Explanation: Blank = No effect; 1 = Some effect; 2 = Good effect; 3 = Very good effect Self-Protection Measure Stay outside high threat area Navigate in rough seas Continuous area-wide threat awareness, circumnavigation Report movements to authorities AIS and LRIT switched on Armed Guards Military Convoy Massive Water Curtain Speed > 18 kts. Commercial protection vessel Razor wire/Spikes Group transit Eject able obstacles (e.g. timber) Extra lookout Freeboard > 8 m. Towed obstacles (alongside/aft of ship) Unarmed Guards Water Hoses Night Vision Goggles Evasive Manoeuvres Laser guns Sound blasters Dummy lookouts Hardening Bridge, restrict access CCTV Hardening Superstructure, restrict movements inside Blast Film Personal Protection Gear Citadel Deny use of ships tools Deploy smokescreen inside Blacken inside of ship Avoid Detection 3+ 2 2 2 2 3 3 3 3 3 2 2 2 2 2 2 1 1 1 1 1 1 1 2 2 1 1 1 3 (note 4) 2 2 1 2 1 2 3 3 3 2 2 3 2 2 2 2 2 2 2 1 2 1 1 2 (note 3) 1 1 1 1 (note 2) 3 (note 3) 2 3 Avoid Attack Avoid Boarding Avoid Hijack

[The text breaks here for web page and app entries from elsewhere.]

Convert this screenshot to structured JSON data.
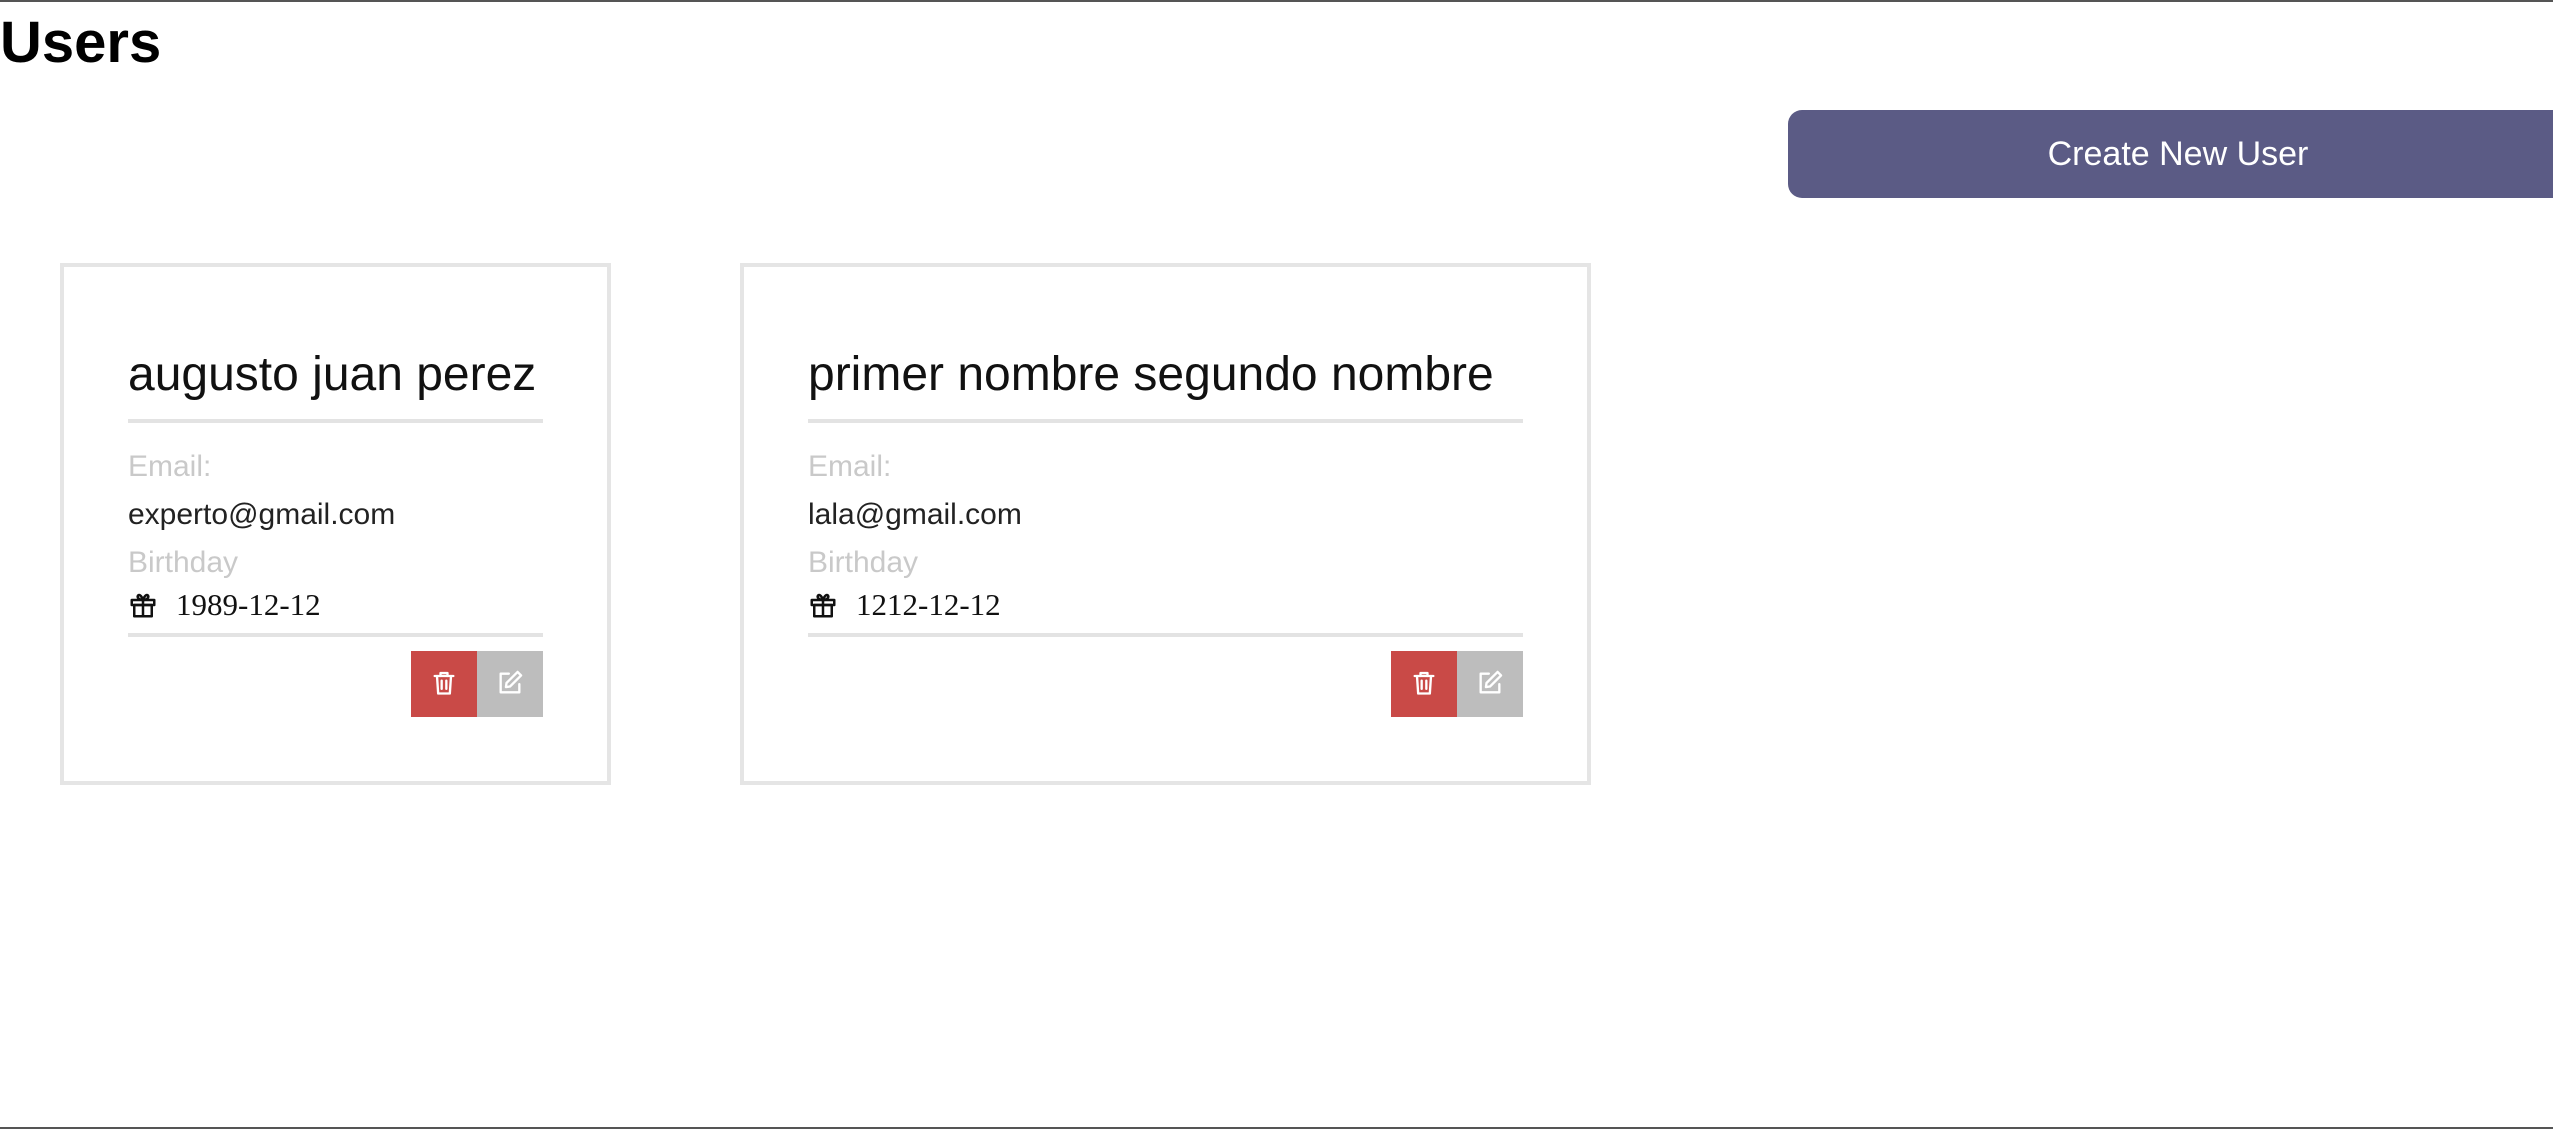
{
  "header": {
    "title": "Users",
    "create_button_label": "Create New User"
  },
  "colors": {
    "primary_button": "#5b5b85",
    "delete_button": "#c94a47",
    "edit_button": "#bdbdbd",
    "card_border": "#e5e5e5",
    "muted_label": "#c9c9c9"
  },
  "icons": {
    "birthday": "gift-icon",
    "delete": "trash-icon",
    "edit": "edit-icon"
  },
  "users": [
    {
      "name": "augusto juan perez",
      "email_label": "Email:",
      "email": "experto@gmail.com",
      "birthday_label": "Birthday",
      "birthday": "1989-12-12"
    },
    {
      "name": "primer nombre segundo nombre",
      "email_label": "Email:",
      "email": "lala@gmail.com",
      "birthday_label": "Birthday",
      "birthday": "1212-12-12"
    }
  ]
}
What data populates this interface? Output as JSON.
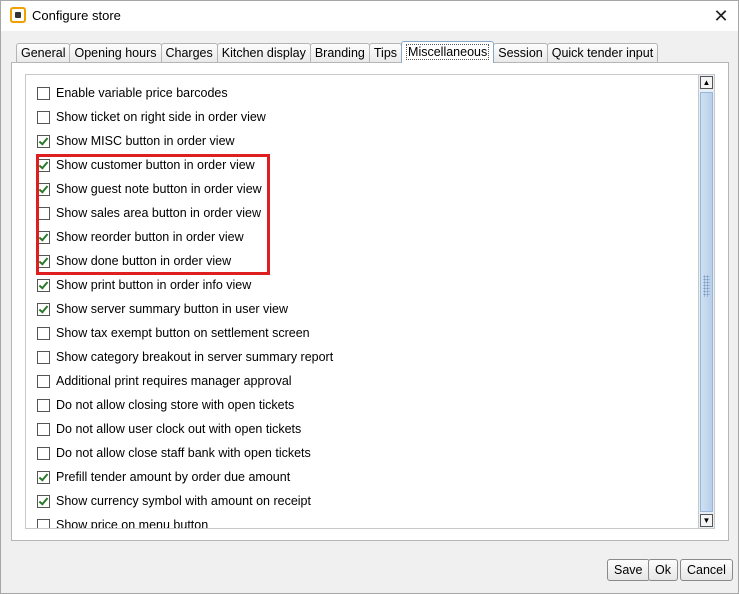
{
  "window": {
    "title": "Configure store"
  },
  "tabs": [
    {
      "label": "General"
    },
    {
      "label": "Opening hours"
    },
    {
      "label": "Charges"
    },
    {
      "label": "Kitchen display"
    },
    {
      "label": "Branding"
    },
    {
      "label": "Tips"
    },
    {
      "label": "Miscellaneous",
      "selected": true
    },
    {
      "label": "Session"
    },
    {
      "label": "Quick tender input"
    }
  ],
  "options": [
    {
      "label": "Enable variable price barcodes",
      "checked": false
    },
    {
      "label": "Show ticket on right side in order view",
      "checked": false
    },
    {
      "label": "Show MISC button in order view",
      "checked": true
    },
    {
      "label": "Show customer button in order view",
      "checked": true
    },
    {
      "label": "Show guest note button in order view",
      "checked": true
    },
    {
      "label": "Show sales area button in order view",
      "checked": false
    },
    {
      "label": "Show reorder button in order view",
      "checked": true
    },
    {
      "label": "Show done button in order view",
      "checked": true
    },
    {
      "label": "Show print button in order info view",
      "checked": true
    },
    {
      "label": "Show server summary button in user view",
      "checked": true
    },
    {
      "label": "Show tax exempt button on settlement screen",
      "checked": false
    },
    {
      "label": "Show category breakout in server summary report",
      "checked": false
    },
    {
      "label": "Additional print requires manager approval",
      "checked": false
    },
    {
      "label": "Do not allow closing store with open tickets",
      "checked": false
    },
    {
      "label": "Do not allow user clock out with open tickets",
      "checked": false
    },
    {
      "label": "Do not allow close staff bank with open tickets",
      "checked": false
    },
    {
      "label": "Prefill tender amount by order due amount",
      "checked": true
    },
    {
      "label": "Show currency symbol with amount on receipt",
      "checked": true
    },
    {
      "label": "Show price on menu button",
      "checked": false
    }
  ],
  "colors": {
    "highlight": "#dd1f1f",
    "check": "#2a7a2a"
  },
  "buttons": {
    "save": "Save",
    "ok": "Ok",
    "cancel": "Cancel"
  },
  "icons": {
    "close": "close-icon",
    "app": "app-icon",
    "scroll_up": "arrow-up-icon",
    "scroll_down": "arrow-down-icon"
  }
}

Note 1: Effects score may vary for individual ships, and offer no guarantee. Pirates could potentially defeat any measure or combinations hereof. Note 2: Use of armed guards increase risk of pirate violence if vessel is hijacked. It also entails criminal and liability risks in case something goes wrong. Note 3: Only applicable if citadel is used correctly. Note 4: Use of citadel heightens risk of pirate violence.

Implications on ships procedures Once it is decided which self-defence measures should be applied, it is necessary to make yet another analysis to establish what the implications are to the ships procedures. It is necessary to cover all relevant aspects such as emergency procedures, communications procedures, decision making processes, drills, the chain of command and rules for the use of force (especially if armed guards are used). This part of the SVSRA is a comprehensive undertaking, but once the analysis has been carried out, much of the analysis will apply for most voyages through the high risk area. Furthermore, quite a lot of inspiration can likely be found in the SSP, and if possible and appropriate some of the procedures from the SSP may be applicable to counter-piracy too. Some ships are known to develop anti-piracy contingency plans as annexes to the SSP, and this may well prove to be an appropriate way of approaching the SVSRA.